■ **YOUR INSTRUCTIONS**
Return the listing word for word, as given.

=== RECORDS TO PROCESS ===

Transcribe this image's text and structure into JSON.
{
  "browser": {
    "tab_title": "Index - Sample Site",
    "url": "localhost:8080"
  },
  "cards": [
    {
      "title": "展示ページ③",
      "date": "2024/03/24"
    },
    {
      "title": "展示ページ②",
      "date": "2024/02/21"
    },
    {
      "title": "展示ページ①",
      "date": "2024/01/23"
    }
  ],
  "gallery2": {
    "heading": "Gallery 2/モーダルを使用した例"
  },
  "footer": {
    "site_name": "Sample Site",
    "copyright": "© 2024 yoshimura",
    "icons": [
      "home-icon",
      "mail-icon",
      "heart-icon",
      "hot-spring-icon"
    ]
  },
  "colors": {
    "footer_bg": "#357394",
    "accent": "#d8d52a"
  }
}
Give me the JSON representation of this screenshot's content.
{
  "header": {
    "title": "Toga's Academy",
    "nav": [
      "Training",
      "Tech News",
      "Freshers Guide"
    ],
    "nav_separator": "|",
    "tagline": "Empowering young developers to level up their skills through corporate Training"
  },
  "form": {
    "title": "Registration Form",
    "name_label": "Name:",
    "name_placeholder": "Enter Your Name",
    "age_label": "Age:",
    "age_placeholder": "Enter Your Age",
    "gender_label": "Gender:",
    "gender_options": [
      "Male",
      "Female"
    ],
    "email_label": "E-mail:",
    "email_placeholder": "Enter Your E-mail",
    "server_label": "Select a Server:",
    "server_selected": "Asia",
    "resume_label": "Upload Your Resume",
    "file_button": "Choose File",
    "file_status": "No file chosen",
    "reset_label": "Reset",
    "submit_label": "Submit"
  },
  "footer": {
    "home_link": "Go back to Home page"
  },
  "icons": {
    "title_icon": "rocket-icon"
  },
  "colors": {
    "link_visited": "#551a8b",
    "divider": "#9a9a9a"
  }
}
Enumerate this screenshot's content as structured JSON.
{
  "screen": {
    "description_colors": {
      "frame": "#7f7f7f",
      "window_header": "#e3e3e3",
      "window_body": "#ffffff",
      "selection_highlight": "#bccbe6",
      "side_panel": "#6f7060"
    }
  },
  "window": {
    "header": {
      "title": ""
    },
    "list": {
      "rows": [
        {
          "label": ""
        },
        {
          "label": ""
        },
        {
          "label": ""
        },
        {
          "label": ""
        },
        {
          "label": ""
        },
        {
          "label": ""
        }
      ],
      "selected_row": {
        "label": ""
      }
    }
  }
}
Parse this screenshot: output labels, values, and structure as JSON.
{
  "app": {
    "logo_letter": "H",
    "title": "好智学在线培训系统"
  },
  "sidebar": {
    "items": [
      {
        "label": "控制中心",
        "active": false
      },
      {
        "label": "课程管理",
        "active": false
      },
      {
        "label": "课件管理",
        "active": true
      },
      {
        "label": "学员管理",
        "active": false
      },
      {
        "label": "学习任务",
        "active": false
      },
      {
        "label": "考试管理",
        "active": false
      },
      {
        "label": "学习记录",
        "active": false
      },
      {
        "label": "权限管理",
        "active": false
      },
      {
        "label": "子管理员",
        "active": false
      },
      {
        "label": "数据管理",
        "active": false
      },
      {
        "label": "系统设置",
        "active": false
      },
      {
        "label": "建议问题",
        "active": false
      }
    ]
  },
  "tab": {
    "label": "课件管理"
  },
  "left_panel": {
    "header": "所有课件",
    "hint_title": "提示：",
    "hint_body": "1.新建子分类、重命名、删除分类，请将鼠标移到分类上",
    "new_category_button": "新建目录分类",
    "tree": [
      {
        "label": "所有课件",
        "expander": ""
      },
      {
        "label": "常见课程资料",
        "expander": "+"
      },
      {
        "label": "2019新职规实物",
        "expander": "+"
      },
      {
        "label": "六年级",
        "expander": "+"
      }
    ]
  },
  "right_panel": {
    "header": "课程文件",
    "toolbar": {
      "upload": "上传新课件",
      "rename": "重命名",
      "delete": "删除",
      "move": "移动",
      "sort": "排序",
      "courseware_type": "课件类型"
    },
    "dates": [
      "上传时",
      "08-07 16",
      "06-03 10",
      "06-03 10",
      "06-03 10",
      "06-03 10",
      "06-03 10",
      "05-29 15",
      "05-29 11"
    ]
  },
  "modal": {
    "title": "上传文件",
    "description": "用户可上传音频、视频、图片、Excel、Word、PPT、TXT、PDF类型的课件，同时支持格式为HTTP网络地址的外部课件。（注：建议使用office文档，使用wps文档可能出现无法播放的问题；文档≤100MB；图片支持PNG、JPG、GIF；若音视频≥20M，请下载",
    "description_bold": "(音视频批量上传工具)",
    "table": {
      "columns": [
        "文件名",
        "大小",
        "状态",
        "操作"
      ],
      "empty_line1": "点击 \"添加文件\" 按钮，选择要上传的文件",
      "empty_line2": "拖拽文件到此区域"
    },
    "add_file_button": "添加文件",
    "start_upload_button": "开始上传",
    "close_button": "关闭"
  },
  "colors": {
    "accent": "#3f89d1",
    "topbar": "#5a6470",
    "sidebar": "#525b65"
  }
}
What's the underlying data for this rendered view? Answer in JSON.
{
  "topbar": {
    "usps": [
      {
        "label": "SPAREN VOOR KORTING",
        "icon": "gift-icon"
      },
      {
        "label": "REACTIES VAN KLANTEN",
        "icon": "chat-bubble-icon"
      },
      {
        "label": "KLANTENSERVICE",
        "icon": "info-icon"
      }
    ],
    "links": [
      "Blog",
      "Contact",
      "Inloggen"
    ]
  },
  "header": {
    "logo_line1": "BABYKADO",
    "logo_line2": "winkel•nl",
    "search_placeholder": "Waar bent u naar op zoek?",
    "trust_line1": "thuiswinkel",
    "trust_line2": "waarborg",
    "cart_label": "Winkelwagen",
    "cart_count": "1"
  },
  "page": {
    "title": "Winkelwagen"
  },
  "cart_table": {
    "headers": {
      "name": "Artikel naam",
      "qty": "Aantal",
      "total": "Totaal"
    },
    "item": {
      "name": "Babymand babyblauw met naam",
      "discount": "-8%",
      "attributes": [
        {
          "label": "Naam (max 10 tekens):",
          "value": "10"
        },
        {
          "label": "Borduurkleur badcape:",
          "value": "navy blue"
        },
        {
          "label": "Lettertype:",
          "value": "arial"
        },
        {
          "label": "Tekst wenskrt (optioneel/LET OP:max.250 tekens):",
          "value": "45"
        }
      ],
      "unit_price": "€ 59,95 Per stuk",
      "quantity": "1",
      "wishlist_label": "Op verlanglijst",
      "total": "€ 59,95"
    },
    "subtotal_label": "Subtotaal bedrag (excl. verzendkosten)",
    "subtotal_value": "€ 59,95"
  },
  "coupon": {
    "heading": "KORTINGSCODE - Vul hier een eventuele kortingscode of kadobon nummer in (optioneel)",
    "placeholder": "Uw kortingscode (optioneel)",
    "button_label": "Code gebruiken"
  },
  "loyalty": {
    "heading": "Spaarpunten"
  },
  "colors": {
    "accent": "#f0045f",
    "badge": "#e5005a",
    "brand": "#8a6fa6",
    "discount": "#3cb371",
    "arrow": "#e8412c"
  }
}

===

■ **SOLUTION BELOW**
Transcribe this image's text and structure into JSON.
{
  "browser": {
    "tab_title": "Index - Sample Site",
    "url": "localhost:8080"
  },
  "cards": [
    {
      "title": "展示ページ③",
      "date": "2024/03/24"
    },
    {
      "title": "展示ページ②",
      "date": "2024/02/21"
    },
    {
      "title": "展示ページ①",
      "date": "2024/01/23"
    }
  ],
  "gallery2": {
    "heading": "Gallery 2/モーダルを使用した例"
  },
  "footer": {
    "site_name": "Sample Site",
    "copyright": "© 2024 yoshimura",
    "icons": [
      "home-icon",
      "mail-icon",
      "heart-icon",
      "hot-spring-icon"
    ]
  },
  "colors": {
    "footer_bg": "#357394",
    "accent": "#d8d52a"
  }
}
Give me the JSON representation of this screenshot's content.
{
  "header": {
    "title": "Toga's Academy",
    "nav": [
      "Training",
      "Tech News",
      "Freshers Guide"
    ],
    "nav_separator": "|",
    "tagline": "Empowering young developers to level up their skills through corporate Training"
  },
  "form": {
    "title": "Registration Form",
    "name_label": "Name:",
    "name_placeholder": "Enter Your Name",
    "age_label": "Age:",
    "age_placeholder": "Enter Your Age",
    "gender_label": "Gender:",
    "gender_options": [
      "Male",
      "Female"
    ],
    "email_label": "E-mail:",
    "email_placeholder": "Enter Your E-mail",
    "server_label": "Select a Server:",
    "server_selected": "Asia",
    "resume_label": "Upload Your Resume",
    "file_button": "Choose File",
    "file_status": "No file chosen",
    "reset_label": "Reset",
    "submit_label": "Submit"
  },
  "footer": {
    "home_link": "Go back to Home page"
  },
  "icons": {
    "title_icon": "rocket-icon"
  },
  "colors": {
    "link_visited": "#551a8b",
    "divider": "#9a9a9a"
  }
}
Enumerate this screenshot's content as structured JSON.
{
  "screen": {
    "description_colors": {
      "frame": "#7f7f7f",
      "window_header": "#e3e3e3",
      "window_body": "#ffffff",
      "selection_highlight": "#bccbe6",
      "side_panel": "#6f7060"
    }
  },
  "window": {
    "header": {
      "title": ""
    },
    "list": {
      "rows": [
        {
          "label": ""
        },
        {
          "label": ""
        },
        {
          "label": ""
        },
        {
          "label": ""
        },
        {
          "label": ""
        },
        {
          "label": ""
        }
      ],
      "selected_row": {
        "label": ""
      }
    }
  }
}
Parse this screenshot: output labels, values, and structure as JSON.
{
  "app": {
    "logo_letter": "H",
    "title": "好智学在线培训系统"
  },
  "sidebar": {
    "items": [
      {
        "label": "控制中心",
        "active": false
      },
      {
        "label": "课程管理",
        "active": false
      },
      {
        "label": "课件管理",
        "active": true
      },
      {
        "label": "学员管理",
        "active": false
      },
      {
        "label": "学习任务",
        "active": false
      },
      {
        "label": "考试管理",
        "active": false
      },
      {
        "label": "学习记录",
        "active": false
      },
      {
        "label": "权限管理",
        "active": false
      },
      {
        "label": "子管理员",
        "active": false
      },
      {
        "label": "数据管理",
        "active": false
      },
      {
        "label": "系统设置",
        "active": false
      },
      {
        "label": "建议问题",
        "active": false
      }
    ]
  },
  "tab": {
    "label": "课件管理"
  },
  "left_panel": {
    "header": "所有课件",
    "hint_title": "提示：",
    "hint_body": "1.新建子分类、重命名、删除分类，请将鼠标移到分类上",
    "new_category_button": "新建目录分类",
    "tree": [
      {
        "label": "所有课件",
        "expander": ""
      },
      {
        "label": "常见课程资料",
        "expander": "+"
      },
      {
        "label": "2019新职规实物",
        "expander": "+"
      },
      {
        "label": "六年级",
        "expander": "+"
      }
    ]
  },
  "right_panel": {
    "header": "课程文件",
    "toolbar": {
      "upload": "上传新课件",
      "rename": "重命名",
      "delete": "删除",
      "move": "移动",
      "sort": "排序",
      "courseware_type": "课件类型"
    },
    "dates": [
      "上传时",
      "08-07 16",
      "06-03 10",
      "06-03 10",
      "06-03 10",
      "06-03 10",
      "06-03 10",
      "05-29 15",
      "05-29 11"
    ]
  },
  "modal": {
    "title": "上传文件",
    "description": "用户可上传音频、视频、图片、Excel、Word、PPT、TXT、PDF类型的课件，同时支持格式为HTTP网络地址的外部课件。（注：建议使用office文档，使用wps文档可能出现无法播放的问题；文档≤100MB；图片支持PNG、JPG、GIF；若音视频≥20M，请下载",
    "description_bold": "(音视频批量上传工具)",
    "table": {
      "columns": [
        "文件名",
        "大小",
        "状态",
        "操作"
      ],
      "empty_line1": "点击 \"添加文件\" 按钮，选择要上传的文件",
      "empty_line2": "拖拽文件到此区域"
    },
    "add_file_button": "添加文件",
    "start_upload_button": "开始上传",
    "close_button": "关闭"
  },
  "colors": {
    "accent": "#3f89d1",
    "topbar": "#5a6470",
    "sidebar": "#525b65"
  }
}
What's the underlying data for this rendered view? Answer in JSON.
{
  "topbar": {
    "usps": [
      {
        "label": "SPAREN VOOR KORTING",
        "icon": "gift-icon"
      },
      {
        "label": "REACTIES VAN KLANTEN",
        "icon": "chat-bubble-icon"
      },
      {
        "label": "KLANTENSERVICE",
        "icon": "info-icon"
      }
    ],
    "links": [
      "Blog",
      "Contact",
      "Inloggen"
    ]
  },
  "header": {
    "logo_line1": "BABYKADO",
    "logo_line2": "winkel•nl",
    "search_placeholder": "Waar bent u naar op zoek?",
    "trust_line1": "thuiswinkel",
    "trust_line2": "waarborg",
    "cart_label": "Winkelwagen",
    "cart_count": "1"
  },
  "page": {
    "title": "Winkelwagen"
  },
  "cart_table": {
    "headers": {
      "name": "Artikel naam",
      "qty": "Aantal",
      "total": "Totaal"
    },
    "item": {
      "name": "Babymand babyblauw met naam",
      "discount": "-8%",
      "attributes": [
        {
          "label": "Naam (max 10 tekens):",
          "value": "10"
        },
        {
          "label": "Borduurkleur badcape:",
          "value": "navy blue"
        },
        {
          "label": "Lettertype:",
          "value": "arial"
        },
        {
          "label": "Tekst wenskrt (optioneel/LET OP:max.250 tekens):",
          "value": "45"
        }
      ],
      "unit_price": "€ 59,95 Per stuk",
      "quantity": "1",
      "wishlist_label": "Op verlanglijst",
      "total": "€ 59,95"
    },
    "subtotal_label": "Subtotaal bedrag (excl. verzendkosten)",
    "subtotal_value": "€ 59,95"
  },
  "coupon": {
    "heading": "KORTINGSCODE - Vul hier een eventuele kortingscode of kadobon nummer in (optioneel)",
    "placeholder": "Uw kortingscode (optioneel)",
    "button_label": "Code gebruiken"
  },
  "loyalty": {
    "heading": "Spaarpunten"
  },
  "colors": {
    "accent": "#f0045f",
    "badge": "#e5005a",
    "brand": "#8a6fa6",
    "discount": "#3cb371",
    "arrow": "#e8412c"
  }
}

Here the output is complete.